### Data about app and page elements
——
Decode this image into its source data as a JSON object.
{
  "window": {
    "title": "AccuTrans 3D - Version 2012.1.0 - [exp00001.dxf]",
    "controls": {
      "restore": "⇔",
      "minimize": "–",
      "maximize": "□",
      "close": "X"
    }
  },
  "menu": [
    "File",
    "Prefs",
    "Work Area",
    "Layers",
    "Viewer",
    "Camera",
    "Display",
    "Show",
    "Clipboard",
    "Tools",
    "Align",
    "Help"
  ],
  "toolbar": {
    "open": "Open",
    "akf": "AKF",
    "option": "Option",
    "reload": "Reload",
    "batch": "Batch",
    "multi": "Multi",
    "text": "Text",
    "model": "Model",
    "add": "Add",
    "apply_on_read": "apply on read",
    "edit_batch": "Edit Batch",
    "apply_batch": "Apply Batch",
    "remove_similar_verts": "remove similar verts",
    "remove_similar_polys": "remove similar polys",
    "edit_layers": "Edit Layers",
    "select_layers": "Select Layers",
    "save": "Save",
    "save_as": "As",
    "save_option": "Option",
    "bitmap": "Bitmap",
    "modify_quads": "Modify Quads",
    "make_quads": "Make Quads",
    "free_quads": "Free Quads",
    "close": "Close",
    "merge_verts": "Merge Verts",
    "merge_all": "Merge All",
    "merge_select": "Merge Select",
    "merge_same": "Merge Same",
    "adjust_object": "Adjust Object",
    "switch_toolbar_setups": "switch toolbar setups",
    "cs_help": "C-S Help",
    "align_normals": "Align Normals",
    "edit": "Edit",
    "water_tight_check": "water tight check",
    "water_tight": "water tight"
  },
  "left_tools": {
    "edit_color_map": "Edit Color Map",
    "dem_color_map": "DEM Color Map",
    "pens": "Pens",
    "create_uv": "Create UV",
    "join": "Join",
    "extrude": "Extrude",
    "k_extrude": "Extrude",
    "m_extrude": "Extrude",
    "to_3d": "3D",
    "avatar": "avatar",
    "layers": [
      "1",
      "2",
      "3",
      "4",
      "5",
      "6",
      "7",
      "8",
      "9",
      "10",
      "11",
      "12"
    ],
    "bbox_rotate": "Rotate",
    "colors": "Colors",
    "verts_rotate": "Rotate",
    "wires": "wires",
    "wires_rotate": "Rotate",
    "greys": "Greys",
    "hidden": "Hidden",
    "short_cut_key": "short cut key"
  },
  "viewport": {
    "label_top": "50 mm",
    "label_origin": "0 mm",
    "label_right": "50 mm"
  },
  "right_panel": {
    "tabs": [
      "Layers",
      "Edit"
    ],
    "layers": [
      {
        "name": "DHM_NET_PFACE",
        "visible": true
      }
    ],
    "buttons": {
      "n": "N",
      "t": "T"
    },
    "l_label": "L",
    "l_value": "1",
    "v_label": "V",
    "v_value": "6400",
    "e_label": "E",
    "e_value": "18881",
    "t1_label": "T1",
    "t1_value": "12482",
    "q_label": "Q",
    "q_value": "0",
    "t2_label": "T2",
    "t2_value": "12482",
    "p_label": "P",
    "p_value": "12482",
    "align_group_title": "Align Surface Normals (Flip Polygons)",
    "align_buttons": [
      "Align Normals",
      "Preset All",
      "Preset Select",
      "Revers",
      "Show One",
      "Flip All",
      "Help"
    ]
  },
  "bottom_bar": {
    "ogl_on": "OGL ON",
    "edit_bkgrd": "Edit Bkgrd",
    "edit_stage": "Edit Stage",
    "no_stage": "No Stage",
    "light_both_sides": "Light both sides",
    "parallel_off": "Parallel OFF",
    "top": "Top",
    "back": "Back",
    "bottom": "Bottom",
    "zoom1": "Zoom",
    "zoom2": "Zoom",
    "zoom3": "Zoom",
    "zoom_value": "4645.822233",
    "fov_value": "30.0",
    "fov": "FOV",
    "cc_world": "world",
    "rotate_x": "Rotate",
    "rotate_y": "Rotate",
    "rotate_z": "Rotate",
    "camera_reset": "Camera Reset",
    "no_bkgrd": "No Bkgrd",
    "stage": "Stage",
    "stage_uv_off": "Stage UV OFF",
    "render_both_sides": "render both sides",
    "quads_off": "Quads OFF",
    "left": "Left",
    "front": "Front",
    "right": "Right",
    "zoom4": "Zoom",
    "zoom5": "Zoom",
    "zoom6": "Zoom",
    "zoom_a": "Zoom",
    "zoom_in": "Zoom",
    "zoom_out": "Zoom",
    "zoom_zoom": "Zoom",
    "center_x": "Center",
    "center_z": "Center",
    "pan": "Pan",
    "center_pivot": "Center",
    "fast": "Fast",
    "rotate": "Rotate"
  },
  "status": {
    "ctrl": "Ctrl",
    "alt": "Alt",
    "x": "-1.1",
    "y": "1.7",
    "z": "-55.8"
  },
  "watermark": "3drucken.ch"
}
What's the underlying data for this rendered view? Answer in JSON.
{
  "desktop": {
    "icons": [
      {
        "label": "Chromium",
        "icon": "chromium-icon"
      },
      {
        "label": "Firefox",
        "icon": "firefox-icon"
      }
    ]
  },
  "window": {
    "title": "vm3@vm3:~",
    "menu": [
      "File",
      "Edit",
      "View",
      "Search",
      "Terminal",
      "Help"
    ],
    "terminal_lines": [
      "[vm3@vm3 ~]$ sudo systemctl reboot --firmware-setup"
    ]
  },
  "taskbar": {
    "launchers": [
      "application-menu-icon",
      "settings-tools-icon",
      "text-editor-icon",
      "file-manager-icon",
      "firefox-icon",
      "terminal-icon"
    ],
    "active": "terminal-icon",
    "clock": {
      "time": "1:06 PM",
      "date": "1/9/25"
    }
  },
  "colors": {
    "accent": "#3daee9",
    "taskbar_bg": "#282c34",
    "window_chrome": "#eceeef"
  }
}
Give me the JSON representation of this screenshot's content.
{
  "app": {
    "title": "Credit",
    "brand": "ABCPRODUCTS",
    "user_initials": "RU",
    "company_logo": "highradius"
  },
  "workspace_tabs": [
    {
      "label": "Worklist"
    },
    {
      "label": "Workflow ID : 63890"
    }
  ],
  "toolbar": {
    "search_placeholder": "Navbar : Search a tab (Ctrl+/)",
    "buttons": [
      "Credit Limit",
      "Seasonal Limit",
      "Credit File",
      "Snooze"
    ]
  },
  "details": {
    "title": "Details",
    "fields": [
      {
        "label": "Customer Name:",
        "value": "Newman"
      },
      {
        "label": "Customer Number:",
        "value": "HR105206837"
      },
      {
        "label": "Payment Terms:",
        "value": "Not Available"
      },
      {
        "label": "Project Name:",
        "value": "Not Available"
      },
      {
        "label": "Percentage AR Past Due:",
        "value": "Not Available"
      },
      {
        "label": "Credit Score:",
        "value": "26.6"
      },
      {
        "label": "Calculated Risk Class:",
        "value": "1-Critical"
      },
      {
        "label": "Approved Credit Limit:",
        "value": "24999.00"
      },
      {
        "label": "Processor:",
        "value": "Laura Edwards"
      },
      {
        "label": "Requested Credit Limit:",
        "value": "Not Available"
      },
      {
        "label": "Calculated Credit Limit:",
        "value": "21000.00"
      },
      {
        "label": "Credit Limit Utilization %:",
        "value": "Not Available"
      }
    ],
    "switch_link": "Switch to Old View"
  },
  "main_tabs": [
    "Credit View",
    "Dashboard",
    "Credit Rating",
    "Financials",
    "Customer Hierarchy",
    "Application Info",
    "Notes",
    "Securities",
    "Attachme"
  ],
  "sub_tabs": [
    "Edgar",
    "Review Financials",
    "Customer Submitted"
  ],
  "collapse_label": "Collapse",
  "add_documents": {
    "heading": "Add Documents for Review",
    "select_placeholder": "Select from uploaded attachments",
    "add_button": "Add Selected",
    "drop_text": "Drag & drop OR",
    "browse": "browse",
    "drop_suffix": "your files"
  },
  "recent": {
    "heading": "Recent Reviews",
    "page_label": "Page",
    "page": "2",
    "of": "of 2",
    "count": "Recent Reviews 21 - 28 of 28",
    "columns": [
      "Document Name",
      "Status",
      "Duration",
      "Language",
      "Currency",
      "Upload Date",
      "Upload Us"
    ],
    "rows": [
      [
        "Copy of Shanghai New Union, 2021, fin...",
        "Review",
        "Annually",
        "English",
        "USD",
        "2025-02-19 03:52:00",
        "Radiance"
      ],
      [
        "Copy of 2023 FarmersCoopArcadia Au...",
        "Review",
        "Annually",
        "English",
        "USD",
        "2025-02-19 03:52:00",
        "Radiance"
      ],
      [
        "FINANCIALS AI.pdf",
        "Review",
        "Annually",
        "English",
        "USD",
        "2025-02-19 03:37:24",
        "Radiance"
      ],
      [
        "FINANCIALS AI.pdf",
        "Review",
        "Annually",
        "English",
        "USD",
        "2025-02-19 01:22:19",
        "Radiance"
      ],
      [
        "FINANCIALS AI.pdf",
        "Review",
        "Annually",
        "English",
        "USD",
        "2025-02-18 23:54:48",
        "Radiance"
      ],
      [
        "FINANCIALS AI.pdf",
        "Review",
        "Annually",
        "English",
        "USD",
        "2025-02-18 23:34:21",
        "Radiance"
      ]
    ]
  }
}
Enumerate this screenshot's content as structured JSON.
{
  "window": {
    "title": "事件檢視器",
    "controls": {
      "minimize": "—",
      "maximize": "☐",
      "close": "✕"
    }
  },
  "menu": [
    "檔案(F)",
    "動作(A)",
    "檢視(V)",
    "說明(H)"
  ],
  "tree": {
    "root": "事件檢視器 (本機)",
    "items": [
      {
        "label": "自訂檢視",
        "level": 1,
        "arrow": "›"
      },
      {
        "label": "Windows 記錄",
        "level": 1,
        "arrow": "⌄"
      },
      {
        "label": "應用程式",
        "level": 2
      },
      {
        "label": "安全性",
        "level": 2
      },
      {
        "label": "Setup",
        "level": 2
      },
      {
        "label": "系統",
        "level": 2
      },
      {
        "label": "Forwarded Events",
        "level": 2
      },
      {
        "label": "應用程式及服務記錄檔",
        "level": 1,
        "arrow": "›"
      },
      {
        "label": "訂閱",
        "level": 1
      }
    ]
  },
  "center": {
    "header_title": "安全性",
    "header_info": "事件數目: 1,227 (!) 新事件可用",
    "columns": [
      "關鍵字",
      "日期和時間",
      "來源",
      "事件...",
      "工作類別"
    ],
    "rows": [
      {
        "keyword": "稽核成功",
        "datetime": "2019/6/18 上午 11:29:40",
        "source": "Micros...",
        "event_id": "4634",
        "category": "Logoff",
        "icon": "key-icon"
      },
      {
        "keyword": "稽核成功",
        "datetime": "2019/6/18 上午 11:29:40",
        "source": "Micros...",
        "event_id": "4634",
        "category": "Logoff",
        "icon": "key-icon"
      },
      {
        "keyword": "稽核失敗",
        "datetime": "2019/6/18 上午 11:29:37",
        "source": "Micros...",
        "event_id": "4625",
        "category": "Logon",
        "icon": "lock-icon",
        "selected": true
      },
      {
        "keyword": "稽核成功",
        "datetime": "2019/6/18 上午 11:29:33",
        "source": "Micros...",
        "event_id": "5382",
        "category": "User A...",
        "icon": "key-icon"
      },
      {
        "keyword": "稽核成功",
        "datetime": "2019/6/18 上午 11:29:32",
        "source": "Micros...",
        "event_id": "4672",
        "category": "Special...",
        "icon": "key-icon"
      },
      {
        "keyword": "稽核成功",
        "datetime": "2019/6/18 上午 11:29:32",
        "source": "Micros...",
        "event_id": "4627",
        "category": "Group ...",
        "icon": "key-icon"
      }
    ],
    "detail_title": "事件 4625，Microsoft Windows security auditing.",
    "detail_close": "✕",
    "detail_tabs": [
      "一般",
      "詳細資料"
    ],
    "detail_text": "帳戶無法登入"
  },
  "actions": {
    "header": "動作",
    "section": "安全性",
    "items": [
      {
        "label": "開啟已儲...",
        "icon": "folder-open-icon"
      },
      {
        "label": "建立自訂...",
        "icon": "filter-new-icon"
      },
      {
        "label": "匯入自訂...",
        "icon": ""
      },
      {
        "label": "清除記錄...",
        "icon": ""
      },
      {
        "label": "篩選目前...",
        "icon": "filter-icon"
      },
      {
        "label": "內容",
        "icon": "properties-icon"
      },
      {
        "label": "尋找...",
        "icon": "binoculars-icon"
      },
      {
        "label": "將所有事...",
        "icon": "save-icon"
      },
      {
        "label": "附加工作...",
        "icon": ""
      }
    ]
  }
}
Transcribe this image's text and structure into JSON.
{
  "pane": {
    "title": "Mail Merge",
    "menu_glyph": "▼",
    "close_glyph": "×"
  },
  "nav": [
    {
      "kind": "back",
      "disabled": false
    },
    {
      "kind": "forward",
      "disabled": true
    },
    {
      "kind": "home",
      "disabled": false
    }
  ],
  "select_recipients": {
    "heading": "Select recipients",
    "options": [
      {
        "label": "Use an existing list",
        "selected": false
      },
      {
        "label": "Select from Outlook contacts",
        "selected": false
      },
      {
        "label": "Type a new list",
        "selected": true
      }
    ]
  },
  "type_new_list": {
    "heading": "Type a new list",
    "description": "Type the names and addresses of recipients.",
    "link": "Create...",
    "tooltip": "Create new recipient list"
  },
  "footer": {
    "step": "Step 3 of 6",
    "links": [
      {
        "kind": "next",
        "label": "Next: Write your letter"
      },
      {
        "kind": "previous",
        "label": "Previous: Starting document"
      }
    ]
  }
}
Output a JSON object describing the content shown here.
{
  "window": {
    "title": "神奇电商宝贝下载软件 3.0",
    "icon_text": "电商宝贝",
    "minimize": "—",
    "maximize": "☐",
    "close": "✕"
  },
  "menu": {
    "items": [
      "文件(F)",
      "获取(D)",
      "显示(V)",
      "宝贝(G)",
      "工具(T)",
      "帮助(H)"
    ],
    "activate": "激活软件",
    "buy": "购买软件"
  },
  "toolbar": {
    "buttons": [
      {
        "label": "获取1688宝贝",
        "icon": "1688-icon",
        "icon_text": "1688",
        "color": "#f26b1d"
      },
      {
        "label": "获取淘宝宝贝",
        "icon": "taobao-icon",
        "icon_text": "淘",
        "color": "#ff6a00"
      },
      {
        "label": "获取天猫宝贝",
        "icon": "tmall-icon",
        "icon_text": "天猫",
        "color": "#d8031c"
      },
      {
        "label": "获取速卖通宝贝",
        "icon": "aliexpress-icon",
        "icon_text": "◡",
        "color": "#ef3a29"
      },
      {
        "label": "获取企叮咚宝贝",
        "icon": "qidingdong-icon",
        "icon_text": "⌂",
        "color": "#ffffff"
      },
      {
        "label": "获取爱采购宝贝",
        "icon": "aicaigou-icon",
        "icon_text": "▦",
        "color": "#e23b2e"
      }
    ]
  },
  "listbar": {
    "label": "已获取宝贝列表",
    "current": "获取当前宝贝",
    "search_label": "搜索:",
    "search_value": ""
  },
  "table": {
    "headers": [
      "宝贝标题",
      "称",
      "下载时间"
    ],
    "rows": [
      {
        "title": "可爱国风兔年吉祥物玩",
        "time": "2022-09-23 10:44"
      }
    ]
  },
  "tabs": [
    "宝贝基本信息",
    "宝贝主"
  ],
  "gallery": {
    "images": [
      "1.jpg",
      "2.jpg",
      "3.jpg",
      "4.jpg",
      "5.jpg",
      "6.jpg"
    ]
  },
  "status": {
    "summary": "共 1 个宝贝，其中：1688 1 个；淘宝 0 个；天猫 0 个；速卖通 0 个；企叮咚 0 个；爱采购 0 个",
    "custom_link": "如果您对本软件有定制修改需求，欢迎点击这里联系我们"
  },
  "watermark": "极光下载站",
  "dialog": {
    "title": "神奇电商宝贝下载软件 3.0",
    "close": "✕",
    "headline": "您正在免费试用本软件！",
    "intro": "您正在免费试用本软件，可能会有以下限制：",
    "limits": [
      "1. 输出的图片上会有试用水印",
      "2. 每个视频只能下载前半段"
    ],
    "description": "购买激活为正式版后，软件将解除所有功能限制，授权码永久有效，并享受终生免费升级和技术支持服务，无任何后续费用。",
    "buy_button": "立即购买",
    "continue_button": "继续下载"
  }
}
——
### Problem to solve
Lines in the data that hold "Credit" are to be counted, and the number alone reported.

### Written response
10